* _Problem_:
Wherever a line holds the word "JSON", copy that line from the data.

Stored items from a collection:
□ □ □ □ □
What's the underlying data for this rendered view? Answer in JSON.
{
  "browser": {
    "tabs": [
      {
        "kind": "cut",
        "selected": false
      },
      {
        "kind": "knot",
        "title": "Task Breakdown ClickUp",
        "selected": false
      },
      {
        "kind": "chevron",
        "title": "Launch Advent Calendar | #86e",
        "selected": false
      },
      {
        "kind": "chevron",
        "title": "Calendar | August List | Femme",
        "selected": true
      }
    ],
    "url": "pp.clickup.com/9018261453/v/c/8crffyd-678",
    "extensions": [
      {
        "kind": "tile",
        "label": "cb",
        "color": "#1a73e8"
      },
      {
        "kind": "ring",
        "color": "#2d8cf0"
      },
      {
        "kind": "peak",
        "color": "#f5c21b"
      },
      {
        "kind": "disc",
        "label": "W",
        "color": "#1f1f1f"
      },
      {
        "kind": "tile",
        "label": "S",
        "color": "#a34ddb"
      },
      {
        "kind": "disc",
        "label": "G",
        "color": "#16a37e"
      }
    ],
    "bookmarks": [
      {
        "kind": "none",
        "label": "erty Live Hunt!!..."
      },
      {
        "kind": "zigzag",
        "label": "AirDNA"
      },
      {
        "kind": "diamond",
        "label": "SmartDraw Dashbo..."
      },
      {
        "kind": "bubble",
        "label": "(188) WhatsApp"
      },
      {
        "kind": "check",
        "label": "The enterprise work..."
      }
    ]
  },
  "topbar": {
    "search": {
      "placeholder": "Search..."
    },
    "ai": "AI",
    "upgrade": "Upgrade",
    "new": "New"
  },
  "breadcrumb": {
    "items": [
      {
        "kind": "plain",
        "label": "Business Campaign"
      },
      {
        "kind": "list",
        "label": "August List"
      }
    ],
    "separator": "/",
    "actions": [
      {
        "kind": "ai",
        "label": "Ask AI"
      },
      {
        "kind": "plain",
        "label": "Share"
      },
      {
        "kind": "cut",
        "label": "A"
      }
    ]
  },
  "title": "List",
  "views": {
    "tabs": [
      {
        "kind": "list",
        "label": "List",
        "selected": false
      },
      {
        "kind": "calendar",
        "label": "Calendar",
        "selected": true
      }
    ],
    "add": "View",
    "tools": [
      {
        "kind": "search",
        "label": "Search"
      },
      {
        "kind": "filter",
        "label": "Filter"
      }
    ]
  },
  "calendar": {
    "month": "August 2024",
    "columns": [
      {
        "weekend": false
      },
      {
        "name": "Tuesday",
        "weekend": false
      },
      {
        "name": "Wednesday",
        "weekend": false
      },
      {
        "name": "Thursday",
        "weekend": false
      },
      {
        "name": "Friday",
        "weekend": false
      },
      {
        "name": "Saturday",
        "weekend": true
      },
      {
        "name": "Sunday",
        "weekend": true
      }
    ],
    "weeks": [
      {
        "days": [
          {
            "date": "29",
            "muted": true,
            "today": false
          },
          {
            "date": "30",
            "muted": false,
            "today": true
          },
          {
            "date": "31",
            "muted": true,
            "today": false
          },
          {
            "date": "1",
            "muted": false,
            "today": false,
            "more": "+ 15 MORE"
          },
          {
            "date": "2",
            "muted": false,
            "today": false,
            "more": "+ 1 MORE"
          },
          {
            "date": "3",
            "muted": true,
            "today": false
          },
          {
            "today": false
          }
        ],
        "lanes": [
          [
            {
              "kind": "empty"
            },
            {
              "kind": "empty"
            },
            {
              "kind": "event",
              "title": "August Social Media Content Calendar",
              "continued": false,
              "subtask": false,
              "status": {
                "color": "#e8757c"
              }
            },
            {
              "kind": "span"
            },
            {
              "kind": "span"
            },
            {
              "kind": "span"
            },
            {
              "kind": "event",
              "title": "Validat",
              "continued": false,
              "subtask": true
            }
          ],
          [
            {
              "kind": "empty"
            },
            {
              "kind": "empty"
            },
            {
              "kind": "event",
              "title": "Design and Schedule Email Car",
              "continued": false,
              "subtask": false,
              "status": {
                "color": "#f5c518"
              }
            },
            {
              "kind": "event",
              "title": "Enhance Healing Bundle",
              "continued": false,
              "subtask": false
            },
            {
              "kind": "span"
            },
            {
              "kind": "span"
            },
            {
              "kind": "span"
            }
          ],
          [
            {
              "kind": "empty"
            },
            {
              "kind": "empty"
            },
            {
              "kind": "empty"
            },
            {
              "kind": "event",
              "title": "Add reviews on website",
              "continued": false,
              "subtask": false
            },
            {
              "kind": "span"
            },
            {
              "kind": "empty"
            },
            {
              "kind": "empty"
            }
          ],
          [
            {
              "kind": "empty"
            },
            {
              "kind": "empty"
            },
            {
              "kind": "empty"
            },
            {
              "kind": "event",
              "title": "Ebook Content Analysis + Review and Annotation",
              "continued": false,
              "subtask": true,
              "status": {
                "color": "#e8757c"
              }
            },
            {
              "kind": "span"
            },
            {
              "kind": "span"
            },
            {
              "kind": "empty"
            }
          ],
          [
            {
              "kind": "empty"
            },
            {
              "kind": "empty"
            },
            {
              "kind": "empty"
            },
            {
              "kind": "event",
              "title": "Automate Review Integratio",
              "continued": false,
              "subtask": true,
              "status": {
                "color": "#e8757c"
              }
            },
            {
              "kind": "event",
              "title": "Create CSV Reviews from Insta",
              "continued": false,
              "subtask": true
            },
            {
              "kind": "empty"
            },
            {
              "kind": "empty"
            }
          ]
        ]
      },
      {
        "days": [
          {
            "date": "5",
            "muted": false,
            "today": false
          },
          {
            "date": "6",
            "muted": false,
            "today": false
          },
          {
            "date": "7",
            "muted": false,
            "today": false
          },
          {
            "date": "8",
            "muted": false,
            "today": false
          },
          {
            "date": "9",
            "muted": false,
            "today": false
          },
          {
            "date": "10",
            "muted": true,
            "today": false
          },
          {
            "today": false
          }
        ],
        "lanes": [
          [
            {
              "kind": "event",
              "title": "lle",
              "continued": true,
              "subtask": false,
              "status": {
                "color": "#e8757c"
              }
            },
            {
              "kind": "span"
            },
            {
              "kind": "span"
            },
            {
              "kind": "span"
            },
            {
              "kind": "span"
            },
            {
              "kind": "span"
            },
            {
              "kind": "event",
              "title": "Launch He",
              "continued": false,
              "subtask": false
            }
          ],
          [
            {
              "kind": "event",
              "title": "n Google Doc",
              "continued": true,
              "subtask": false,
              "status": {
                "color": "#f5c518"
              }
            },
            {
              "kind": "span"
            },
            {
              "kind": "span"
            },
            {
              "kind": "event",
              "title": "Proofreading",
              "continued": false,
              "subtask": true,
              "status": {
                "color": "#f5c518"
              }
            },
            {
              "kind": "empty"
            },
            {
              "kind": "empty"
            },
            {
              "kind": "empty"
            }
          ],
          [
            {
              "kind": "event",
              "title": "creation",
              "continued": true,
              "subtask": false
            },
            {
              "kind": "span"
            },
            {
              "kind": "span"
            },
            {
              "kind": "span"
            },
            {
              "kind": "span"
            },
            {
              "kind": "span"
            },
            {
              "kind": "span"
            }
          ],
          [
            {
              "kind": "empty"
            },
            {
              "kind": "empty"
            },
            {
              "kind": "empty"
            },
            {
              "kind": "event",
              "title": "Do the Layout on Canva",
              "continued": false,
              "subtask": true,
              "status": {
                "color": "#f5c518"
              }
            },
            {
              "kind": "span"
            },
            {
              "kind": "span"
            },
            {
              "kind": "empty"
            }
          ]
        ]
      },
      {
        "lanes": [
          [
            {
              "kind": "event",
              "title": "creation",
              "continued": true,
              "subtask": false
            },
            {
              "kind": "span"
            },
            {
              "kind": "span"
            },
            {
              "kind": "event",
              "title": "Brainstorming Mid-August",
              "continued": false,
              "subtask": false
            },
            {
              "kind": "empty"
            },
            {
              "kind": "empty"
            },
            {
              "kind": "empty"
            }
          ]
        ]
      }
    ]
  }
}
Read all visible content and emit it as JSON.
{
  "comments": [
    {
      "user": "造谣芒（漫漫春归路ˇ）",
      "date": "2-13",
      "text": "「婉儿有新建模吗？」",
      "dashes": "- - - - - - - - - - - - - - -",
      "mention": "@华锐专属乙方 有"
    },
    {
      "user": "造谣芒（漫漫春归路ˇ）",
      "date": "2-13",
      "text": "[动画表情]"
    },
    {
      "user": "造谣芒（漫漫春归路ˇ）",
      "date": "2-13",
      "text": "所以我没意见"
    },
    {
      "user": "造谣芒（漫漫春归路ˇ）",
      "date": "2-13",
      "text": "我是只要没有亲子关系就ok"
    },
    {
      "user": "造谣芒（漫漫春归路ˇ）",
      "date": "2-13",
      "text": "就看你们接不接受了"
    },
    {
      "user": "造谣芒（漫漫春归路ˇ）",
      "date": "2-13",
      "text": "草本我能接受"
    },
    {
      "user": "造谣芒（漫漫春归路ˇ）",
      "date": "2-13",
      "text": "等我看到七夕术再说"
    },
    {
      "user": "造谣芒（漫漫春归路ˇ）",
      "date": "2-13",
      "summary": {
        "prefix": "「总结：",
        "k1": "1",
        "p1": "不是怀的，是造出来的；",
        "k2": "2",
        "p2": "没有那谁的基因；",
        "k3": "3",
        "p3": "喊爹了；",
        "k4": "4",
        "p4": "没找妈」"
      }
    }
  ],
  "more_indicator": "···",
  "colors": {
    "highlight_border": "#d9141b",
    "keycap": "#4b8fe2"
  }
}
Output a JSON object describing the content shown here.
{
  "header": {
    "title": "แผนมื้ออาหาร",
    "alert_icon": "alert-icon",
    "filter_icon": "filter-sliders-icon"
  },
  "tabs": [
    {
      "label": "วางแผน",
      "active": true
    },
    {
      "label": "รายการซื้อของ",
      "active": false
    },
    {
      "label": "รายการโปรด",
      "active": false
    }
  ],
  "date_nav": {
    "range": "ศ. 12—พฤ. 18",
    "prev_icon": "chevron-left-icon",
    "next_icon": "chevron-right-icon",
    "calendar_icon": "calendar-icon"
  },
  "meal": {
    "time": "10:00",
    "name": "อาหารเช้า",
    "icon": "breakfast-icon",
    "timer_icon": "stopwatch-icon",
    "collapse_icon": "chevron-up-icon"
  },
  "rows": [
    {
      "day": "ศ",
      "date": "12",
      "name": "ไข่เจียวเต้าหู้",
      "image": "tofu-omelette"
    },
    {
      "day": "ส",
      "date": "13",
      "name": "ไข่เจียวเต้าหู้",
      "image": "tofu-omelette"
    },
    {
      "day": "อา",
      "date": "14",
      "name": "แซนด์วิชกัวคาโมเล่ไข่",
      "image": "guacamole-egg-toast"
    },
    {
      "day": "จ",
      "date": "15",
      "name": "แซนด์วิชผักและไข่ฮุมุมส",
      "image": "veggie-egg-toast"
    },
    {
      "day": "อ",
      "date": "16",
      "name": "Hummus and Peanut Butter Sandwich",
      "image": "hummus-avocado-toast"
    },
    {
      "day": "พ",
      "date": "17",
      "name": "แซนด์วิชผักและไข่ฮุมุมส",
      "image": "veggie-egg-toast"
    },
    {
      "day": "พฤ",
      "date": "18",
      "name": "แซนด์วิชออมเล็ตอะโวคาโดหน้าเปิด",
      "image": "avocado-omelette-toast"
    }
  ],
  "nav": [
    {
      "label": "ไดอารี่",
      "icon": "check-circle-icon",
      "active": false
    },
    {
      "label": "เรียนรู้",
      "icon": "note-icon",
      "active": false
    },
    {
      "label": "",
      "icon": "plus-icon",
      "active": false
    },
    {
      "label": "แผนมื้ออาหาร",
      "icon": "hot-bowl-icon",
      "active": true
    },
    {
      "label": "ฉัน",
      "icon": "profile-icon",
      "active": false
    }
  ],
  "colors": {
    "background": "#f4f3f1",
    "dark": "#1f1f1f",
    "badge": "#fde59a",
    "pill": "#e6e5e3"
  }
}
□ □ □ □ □
* _Written answer_:
What's the underlying data for this rendered view? Answer in JSON.
Read all visible content and emit it as JSON.
Output a JSON object describing the content shown here.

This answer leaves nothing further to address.